Published on December 18th, 2008 | by Marika Collins
Greenpeace vs. Sea Shepherd: An Unfortunate Conflict
Greenpeace issued a lengthy statement on their website in an attempt to further distance themselves from Paul Watson and Sea Shepherd yesterday. With an aim at setting the record straight, Greenpeace made the statement out of frustration with what it claims are lies and falsehoods propagated by Watson, compounded by a general public misconception that Greenpeace and Sea Shepherd are associated with one another.
Greenpeace takes issue with what they describe as a fundamental difference in the anti-whaling tactics practiced by each organization. It is interesting to note how Greenpeace characterizes and differentiates their tactics versus that of Sea Shepherd, particularly their characterization of what constitutes violence.
For Greenpeace, violence constitutes doing something that might put a human being in jeopardy, something they say Sea Shepherd and Watson are guilty of.
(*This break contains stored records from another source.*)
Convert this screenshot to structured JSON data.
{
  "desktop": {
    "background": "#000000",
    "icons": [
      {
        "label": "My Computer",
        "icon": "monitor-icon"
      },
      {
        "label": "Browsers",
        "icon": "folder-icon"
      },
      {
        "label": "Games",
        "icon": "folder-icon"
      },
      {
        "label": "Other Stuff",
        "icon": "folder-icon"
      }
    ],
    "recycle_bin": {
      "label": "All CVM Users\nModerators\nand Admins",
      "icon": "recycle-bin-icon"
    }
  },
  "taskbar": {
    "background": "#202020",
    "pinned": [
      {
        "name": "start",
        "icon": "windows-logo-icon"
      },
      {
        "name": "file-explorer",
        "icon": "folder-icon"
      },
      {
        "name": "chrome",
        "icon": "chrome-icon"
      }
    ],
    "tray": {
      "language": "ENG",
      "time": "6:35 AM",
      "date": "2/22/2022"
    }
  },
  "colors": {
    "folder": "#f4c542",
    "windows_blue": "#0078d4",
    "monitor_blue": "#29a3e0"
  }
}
However, in their attempt to illustrate how proactive they are in the fight to save whales, Greenpeace makes reference to how in the past, Japanese whalers run from their ship at high speed when faced with a potential confrontation.
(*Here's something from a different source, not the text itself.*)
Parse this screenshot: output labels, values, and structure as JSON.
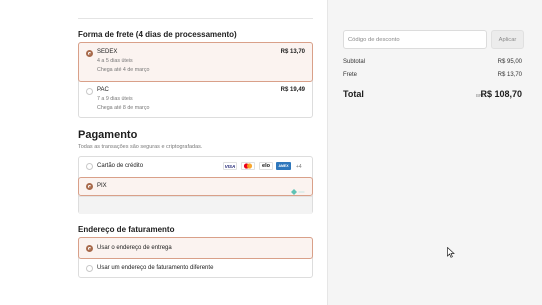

Regardless of Greenpeace’s non-violent policies, would the Japanese ship run from them, or resort to bringing the coast guard, if there wasn’t a perceived threat of violence? The success of Greenpeace’s anti-whaling efforts is clearly connected to the willingness of Sea Shepherd to take tough action and thereby instilling fear of the protesters in the whalers’ minds.
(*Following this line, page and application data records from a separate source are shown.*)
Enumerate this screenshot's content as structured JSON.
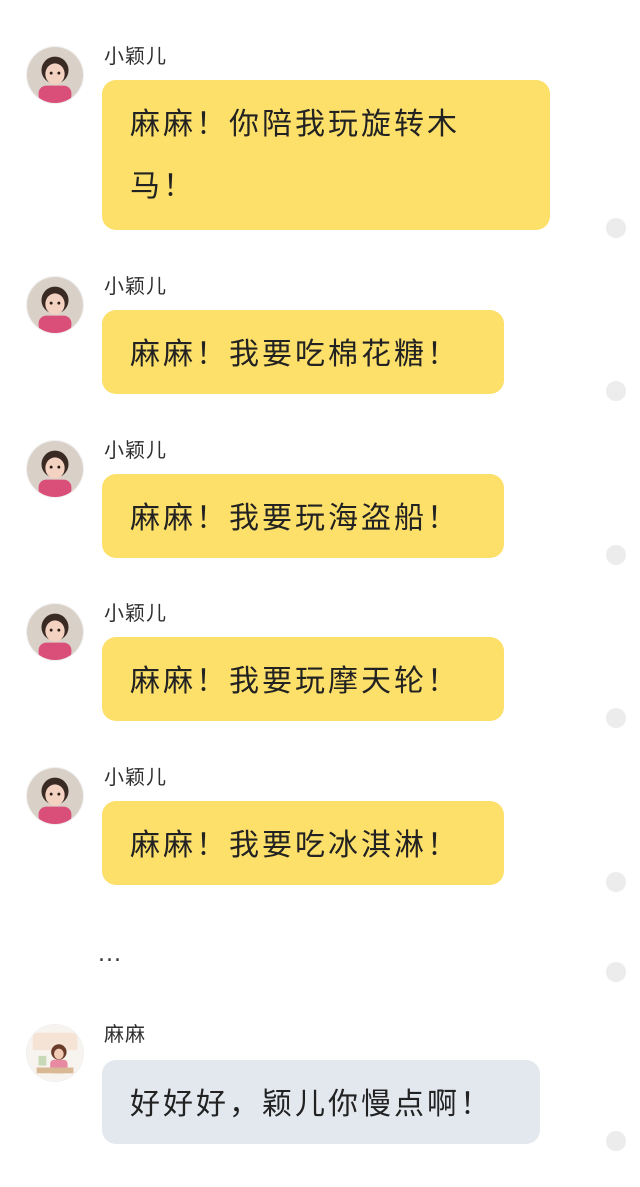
{
  "messages": [
    {
      "sender": "小颖儿",
      "text": "麻麻！你陪我玩旋转木马！",
      "role": "kid"
    },
    {
      "sender": "小颖儿",
      "text": "麻麻！我要吃棉花糖！",
      "role": "kid"
    },
    {
      "sender": "小颖儿",
      "text": "麻麻！我要玩海盗船！",
      "role": "kid"
    },
    {
      "sender": "小颖儿",
      "text": "麻麻！我要玩摩天轮！",
      "role": "kid"
    },
    {
      "sender": "小颖儿",
      "text": "麻麻！我要吃冰淇淋！",
      "role": "kid"
    },
    {
      "sender": "麻麻",
      "text": "好好好，颖儿你慢点啊！",
      "role": "mom"
    }
  ],
  "ellipsis": "...",
  "colors": {
    "kid_bubble": "#fde06a",
    "mom_bubble": "#e3e8ef",
    "status_dot": "#ececec"
  },
  "icons": {
    "kid_avatar": "child-photo-avatar",
    "mom_avatar": "cartoon-mom-avatar",
    "status": "message-status-dot"
  }
}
And anyway, is there a huge difference between sabotaging a propeller or sinking an unmanned whaling vessel (Sea Shepherd tactics) and blocking a harpoon vessel from shooting a whale with your ship (a Greenpeace tactic)? All these tactics are designed to achieve the same result, namely to prevent or reduce the killing of whales, and none particularly put lives at risk. Can’t we all just get along?